Glasgow City, Scotland
Glasgow City covers 68 square miles. (see appended map) It is a conurbation on Scotland’s West Coast and part of the Scotland’s “Central Belt” a relatively populated area containing towns such as Cumbernauld and East Kilbride built to take Glasgow’s population overspill in the late 1960’s and 1970’s extending to the City of Edinburgh Scotland’s Capital (with a population of 471,650) 46 miles away on the East Coast.
Glasgow is situated on the West Coast of Scotland and is cut by the River Clyde a natural resource which once allowed Glasgow and its hinterland’s early industrial history based on heavy engineering – coal mining and ship building to thrive on its banks. The Clyde Valley within which Glasgow sits is bounded by the low hills. The city is well served by motorway and train routes and is served by two airports Glasgow Airport and Glasgow Prestwick International to the South.
The General Register Office for Scotland estimates that Scotland’s Population in 2008 was 5,168,500 of which 584,240 live in Glasgow City. The working age population in Glasgow city is 392,028.
Migrant workers from the Czech Republic, Estonia, Hungary, Latvia, Lithuania, Poland, Slovakia and Slovenia (the A8) were significant in Glasgow’s rising population following EU expansion. There is anecdotal evidence that migrant workers may be leaving Scotland due to the recession. Scottish Government policy is very welcoming of the economic contribution migrant workers can make to the Scottish economy. There is a small black and minority ethnic community in addition to the A8 migrants concentrated geographically in Scotland upon Glasgow.
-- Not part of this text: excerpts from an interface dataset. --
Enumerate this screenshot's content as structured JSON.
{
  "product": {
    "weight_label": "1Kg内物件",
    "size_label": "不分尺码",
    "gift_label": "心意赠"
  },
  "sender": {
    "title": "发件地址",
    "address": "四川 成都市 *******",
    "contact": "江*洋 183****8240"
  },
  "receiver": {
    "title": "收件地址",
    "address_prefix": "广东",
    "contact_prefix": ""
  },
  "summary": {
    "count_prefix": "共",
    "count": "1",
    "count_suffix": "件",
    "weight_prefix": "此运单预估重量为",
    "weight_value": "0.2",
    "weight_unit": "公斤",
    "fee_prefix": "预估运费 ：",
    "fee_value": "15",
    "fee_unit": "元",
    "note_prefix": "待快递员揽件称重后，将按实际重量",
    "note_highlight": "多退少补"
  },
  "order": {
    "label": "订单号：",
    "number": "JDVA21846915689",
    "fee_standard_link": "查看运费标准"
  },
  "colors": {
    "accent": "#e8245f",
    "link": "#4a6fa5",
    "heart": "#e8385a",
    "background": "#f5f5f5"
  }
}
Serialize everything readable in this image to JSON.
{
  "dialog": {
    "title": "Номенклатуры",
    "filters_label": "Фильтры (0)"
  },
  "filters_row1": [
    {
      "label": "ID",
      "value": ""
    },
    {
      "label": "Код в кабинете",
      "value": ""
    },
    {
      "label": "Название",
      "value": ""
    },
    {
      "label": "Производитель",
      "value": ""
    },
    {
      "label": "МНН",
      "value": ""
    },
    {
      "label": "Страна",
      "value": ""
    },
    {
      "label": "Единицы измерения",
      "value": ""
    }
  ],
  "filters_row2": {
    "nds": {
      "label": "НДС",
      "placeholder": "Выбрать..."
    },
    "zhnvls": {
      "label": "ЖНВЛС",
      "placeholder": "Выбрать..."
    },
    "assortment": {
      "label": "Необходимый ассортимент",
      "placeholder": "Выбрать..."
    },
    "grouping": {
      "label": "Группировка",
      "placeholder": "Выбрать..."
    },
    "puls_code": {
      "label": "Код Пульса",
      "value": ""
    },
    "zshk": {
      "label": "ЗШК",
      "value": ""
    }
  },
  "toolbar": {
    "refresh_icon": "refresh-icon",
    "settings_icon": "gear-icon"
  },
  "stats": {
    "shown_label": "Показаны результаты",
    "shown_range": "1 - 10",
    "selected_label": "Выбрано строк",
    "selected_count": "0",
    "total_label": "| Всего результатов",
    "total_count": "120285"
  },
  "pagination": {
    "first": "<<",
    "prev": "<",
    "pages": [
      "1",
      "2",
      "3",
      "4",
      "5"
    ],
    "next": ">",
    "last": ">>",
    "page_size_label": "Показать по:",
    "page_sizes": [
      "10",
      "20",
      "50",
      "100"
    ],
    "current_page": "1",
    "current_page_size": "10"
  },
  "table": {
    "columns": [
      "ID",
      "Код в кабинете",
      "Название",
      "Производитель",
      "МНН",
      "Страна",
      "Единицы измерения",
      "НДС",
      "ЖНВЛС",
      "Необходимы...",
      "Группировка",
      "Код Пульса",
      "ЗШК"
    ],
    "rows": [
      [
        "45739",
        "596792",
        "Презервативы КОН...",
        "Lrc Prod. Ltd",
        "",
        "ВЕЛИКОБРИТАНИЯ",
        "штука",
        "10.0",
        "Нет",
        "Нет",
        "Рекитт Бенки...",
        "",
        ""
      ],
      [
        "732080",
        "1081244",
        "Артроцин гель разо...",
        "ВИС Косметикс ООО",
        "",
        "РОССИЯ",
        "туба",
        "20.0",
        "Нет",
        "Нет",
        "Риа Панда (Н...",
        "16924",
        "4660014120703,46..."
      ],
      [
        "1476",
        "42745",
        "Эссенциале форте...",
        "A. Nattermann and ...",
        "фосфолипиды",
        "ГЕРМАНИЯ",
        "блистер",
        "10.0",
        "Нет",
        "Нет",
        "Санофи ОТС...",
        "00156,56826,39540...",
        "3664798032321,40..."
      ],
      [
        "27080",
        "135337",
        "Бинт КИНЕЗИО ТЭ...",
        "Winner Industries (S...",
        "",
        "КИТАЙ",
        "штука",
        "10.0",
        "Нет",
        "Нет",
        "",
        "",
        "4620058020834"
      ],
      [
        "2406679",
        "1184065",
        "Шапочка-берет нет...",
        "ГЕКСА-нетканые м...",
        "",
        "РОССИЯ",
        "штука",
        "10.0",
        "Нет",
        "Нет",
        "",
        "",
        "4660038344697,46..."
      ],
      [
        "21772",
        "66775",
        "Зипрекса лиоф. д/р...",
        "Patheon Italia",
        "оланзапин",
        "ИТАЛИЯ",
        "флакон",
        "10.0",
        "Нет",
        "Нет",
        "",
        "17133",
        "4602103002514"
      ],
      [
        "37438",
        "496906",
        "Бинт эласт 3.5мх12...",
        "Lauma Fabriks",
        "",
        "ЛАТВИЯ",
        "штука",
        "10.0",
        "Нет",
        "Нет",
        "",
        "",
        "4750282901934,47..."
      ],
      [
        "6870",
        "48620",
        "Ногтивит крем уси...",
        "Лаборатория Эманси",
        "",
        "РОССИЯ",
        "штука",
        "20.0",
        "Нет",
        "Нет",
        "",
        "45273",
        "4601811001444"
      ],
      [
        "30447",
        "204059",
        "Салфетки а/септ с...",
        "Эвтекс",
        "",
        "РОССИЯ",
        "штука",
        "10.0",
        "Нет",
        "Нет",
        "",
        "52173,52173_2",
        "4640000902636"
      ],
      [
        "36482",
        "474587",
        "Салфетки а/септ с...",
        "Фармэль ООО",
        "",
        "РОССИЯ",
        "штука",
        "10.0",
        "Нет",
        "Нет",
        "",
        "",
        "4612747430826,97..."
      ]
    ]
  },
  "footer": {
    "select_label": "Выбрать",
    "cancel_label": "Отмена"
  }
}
In 1811 Glasgow had become the second city of the British Empire. It is now larger than any other city in Britain outside London. By 1900 Glasgow was at its peak of industrial production and the major contributor to Scottish industry. Since this industrial heyday Glasgow declined but then resurged as a hub for tourism, retail, leisure with an emerging service based economy.